▸ **Your instructions**
Return all lines of the records that contain the word "into".

▸ **Data under study**
************
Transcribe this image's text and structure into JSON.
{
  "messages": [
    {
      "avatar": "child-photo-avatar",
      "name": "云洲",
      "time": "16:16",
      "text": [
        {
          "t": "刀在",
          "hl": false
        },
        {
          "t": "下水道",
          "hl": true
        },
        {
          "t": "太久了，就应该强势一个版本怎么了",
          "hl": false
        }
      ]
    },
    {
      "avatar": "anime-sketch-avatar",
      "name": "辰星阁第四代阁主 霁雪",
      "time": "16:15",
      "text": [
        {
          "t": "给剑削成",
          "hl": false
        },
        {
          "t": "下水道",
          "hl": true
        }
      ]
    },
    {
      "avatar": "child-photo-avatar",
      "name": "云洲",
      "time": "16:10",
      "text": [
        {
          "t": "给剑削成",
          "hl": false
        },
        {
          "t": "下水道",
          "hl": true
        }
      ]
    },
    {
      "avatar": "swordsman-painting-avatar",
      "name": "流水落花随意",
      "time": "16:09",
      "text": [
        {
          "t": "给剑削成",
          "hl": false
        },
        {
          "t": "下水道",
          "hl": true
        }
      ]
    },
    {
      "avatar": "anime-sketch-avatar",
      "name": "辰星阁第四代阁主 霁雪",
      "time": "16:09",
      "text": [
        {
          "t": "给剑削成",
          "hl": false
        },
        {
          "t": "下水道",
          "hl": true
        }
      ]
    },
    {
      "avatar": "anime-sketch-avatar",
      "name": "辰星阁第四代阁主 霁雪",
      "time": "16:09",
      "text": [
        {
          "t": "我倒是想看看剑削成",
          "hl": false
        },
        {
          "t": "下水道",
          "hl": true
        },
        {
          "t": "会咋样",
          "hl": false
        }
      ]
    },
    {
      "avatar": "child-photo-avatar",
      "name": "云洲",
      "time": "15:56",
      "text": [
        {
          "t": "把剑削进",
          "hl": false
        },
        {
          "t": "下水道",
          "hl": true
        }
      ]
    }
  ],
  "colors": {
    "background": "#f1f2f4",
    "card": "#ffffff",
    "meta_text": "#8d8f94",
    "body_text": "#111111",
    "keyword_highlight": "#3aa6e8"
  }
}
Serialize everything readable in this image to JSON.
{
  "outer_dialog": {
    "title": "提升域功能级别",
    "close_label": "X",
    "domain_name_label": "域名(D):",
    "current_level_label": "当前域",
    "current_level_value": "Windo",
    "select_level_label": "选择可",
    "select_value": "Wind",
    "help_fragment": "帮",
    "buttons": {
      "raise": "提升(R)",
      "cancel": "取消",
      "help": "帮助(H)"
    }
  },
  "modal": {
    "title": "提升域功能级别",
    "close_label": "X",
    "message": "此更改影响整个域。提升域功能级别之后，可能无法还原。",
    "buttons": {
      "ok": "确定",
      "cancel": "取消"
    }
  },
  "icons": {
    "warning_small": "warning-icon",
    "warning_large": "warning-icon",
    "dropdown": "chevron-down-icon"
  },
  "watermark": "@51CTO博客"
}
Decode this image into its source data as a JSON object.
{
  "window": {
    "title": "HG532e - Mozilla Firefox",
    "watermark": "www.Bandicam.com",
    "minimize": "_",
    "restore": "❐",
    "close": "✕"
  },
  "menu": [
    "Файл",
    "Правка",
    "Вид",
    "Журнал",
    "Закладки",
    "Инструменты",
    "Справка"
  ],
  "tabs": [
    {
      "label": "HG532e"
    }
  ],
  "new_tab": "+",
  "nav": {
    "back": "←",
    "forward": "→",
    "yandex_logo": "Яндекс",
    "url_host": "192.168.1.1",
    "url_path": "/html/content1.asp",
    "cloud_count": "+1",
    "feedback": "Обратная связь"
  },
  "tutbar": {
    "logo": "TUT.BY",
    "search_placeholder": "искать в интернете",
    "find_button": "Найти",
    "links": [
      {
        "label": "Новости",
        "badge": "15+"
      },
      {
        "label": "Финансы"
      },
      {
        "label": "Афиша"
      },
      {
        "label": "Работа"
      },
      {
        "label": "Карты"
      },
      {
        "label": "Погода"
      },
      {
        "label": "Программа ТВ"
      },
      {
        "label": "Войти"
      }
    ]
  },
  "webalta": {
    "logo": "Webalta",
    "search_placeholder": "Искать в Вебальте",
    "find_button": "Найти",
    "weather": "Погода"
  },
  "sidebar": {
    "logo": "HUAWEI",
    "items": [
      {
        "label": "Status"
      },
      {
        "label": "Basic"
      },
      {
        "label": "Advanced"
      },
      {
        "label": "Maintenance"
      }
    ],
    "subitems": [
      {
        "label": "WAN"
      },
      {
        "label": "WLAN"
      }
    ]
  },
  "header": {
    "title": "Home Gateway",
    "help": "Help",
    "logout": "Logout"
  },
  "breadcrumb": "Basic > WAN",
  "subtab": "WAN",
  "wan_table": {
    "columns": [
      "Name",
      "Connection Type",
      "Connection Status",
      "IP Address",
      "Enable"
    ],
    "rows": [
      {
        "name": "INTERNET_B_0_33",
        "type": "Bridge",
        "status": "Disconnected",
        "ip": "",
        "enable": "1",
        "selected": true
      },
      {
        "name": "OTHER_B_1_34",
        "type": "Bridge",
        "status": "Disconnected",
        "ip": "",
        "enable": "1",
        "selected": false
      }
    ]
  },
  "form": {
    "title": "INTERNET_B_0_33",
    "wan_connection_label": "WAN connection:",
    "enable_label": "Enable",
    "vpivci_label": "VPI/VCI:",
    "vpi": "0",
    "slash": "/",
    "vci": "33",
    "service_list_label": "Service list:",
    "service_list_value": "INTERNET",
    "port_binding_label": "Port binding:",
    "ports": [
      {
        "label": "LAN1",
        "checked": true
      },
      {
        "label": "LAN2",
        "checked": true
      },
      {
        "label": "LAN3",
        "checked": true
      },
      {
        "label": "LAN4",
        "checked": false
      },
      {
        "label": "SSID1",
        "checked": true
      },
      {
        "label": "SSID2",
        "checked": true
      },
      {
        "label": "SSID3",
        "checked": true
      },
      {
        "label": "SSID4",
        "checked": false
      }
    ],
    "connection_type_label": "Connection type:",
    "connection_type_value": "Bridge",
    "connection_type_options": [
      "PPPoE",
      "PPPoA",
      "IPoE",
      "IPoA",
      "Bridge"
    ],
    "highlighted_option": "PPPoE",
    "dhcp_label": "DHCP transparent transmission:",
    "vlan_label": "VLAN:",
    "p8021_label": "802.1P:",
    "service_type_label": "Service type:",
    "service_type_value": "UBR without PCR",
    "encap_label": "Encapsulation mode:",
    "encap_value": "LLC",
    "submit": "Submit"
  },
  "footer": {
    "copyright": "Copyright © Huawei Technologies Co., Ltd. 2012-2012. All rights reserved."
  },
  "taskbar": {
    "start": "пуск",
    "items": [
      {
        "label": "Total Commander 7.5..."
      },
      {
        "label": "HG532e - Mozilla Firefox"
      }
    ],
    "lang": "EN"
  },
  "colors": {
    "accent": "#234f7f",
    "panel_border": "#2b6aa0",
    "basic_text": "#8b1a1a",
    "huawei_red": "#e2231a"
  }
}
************
▸ **Response area**
Transcribe this image's text and structure into JSON.
Decode this image into its source data as a JSON object.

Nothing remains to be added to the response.